Box, Paperwork & Accessories: This pistol comes with one 7-round magazine. The magazine’s finish is blued at the bottom with the top portion in the white, there is copper plating at the top of the spine and the body of the magazine is folded over on each side across the bottom of the lanyard-loop floorplate. The magazine has scattered wear and some light surface erosion. The feed lips are intact and the spring is strong.

Our Assessment: The 1911 and 1911-A1 pistols served the military of the United States from 1911 to 1985, through two World Wars and the Korean and Vietnam wars. They gained a reputation as a reliable handgun with plenty of stopping power, and are held in high regard by those who have used them. The design was the end-result of a series of developments by famous gun designer John Browning, starting with the Model 1900. The advances made by Browning were revolutionary at the time, and were so successful that they are considered commonplace today. Browning not only developed first a pivoting and then a tilting barrel to allow for a locked system, he developed the concept of “the slide”, which is now synonymous with semi-automatic handguns.

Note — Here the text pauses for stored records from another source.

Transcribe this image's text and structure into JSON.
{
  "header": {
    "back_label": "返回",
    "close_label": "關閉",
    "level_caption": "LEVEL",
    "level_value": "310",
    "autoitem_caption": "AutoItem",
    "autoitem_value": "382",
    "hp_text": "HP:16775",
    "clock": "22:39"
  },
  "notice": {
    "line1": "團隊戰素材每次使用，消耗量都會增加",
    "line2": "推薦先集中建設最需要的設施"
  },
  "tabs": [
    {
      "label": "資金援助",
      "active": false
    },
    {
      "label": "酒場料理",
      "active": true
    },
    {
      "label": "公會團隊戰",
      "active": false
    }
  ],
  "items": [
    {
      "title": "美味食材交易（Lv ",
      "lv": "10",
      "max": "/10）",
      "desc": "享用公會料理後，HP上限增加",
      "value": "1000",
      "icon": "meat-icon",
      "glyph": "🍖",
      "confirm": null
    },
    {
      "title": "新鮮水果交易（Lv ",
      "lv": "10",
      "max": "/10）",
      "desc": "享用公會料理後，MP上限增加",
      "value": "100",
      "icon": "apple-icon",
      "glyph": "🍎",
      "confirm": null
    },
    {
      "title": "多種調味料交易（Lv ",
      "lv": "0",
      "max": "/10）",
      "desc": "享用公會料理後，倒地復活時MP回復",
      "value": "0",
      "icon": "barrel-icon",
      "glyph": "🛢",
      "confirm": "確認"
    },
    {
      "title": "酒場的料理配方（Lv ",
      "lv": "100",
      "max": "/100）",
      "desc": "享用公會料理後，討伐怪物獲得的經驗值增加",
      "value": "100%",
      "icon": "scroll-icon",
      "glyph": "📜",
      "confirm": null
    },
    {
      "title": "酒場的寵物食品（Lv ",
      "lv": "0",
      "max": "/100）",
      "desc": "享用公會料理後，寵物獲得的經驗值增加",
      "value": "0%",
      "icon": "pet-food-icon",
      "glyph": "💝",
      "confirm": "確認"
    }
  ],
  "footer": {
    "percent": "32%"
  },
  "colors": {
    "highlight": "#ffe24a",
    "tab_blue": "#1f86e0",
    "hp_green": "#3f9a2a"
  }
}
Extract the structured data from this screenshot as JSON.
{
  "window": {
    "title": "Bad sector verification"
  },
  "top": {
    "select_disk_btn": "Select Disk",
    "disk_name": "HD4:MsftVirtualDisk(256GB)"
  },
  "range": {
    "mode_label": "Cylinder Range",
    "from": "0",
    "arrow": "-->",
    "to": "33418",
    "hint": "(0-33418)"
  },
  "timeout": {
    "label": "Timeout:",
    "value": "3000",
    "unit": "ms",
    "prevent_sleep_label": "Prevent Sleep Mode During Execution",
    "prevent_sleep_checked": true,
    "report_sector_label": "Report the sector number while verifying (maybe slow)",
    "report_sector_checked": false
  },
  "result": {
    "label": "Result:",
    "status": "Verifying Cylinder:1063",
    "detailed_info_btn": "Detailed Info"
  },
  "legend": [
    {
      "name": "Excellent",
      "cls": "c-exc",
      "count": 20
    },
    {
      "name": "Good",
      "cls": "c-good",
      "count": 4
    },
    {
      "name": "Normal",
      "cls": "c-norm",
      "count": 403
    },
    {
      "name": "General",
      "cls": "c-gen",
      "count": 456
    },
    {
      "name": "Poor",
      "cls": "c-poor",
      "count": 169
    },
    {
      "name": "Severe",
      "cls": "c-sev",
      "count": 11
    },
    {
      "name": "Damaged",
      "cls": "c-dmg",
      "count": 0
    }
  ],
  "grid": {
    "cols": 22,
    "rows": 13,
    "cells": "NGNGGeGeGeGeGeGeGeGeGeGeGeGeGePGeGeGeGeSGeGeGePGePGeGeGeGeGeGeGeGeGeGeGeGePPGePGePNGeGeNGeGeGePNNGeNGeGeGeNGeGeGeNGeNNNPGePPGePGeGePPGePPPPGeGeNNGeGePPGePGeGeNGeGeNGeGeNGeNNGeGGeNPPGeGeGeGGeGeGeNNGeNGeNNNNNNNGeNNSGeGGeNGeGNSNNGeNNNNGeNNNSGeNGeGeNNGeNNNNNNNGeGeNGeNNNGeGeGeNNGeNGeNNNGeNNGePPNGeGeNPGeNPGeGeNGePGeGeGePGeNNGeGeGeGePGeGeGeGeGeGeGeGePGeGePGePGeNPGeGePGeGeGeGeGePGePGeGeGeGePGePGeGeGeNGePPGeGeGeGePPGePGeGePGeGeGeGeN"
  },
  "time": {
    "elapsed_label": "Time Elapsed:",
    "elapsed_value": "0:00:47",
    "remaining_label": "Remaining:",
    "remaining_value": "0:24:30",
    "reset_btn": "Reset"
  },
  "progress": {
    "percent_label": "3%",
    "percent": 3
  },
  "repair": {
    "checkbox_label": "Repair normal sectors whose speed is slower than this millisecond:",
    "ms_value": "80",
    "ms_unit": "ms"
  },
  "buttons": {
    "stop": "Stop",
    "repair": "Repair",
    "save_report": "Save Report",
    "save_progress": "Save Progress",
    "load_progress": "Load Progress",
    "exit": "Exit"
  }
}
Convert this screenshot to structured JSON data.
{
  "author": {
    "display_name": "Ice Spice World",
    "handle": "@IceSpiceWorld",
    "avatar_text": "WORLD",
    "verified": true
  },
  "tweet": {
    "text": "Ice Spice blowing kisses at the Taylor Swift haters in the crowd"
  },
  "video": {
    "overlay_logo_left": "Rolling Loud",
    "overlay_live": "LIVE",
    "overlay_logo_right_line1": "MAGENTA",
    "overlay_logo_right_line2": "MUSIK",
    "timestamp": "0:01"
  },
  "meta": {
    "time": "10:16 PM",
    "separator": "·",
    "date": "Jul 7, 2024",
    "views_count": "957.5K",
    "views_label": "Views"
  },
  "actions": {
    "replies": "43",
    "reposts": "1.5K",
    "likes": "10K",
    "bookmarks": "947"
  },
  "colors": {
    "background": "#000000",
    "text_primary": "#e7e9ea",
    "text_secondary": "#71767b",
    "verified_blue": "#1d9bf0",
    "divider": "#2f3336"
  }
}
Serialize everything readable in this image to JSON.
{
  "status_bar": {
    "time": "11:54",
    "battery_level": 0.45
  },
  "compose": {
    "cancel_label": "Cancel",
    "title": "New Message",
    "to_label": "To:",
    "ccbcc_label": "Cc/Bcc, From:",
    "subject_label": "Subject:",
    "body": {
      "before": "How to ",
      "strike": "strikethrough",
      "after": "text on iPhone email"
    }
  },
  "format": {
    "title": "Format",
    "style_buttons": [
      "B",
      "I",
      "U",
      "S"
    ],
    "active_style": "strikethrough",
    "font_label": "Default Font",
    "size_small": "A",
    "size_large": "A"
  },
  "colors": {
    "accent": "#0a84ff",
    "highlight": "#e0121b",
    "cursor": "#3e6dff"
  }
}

Its design came from John Moses Browning with initial production by Colt, but when the pistol was first adopted by the U.S. Army, an agreement was reached that US Arsenals could produce the pistol, only after orders of at least 50,000 pistols had been received by Colt. The United States immediately ordered 50,000 pistols from Colt and set to work on a plan to produce the new model at Springfield Armory. Oddly, Colt actually didn’t have manufacturing drawings, so Springfield had to take 20 Colt production pistols, measure all of their parts, and average the dimensions of the 20 examples to arrive at their nominal dimensions, with the extremes of the measurements used for tolerances. Production would actually begin in 1914, but it appears that the method of determining nominal dimensions and tolerances and/or the lack of time spent training Springfield workers with the use of gauges and tooling led to some issues with the safety mechanism.

In September of 2014, the Commanding Officer at Springfield Armory corresponded with the Chief of Ordnance about this safety defect and 50 pistols were taken from August production for further testing. Thankfully for the collectors today, these 50 pistols selected for safety testing were documented by Springfield Armory and Springfield records note that serials 76351-76400 were used in the tests, including this pistol. The testing would result in changes to the manufacturing and inspection process, eventually resulting in adequate quality and retrofitting of existing pistols to correct the previous problems.

With the US entry into WWI becoming imminent, production ceased in 1917 in order to focus on rifle production. A total of 25,767 Model 1911 pistols were made by Springfield and they had some interesting features to differentiate them from Colt’s production. The front sights were integral to the slide, rather than a separate part staked in place, the rear sights had a slightly different radius at their corners, and the markings were of course different. This is Springfield Armory Model 1911 has several small parts as well as the barrel which have Springfield markings, though a few of the small parts appear to have been replaced. The pistol is in Very Good condition with much of its finish remaining, showing wear consistent with issue and service use. The Springfield made 1911s are always collectible, and this documented example of one of the 50 used in testing to improve the design and manufacture would be a wonderful addition to even advanced collections. Please see our photos and good luck!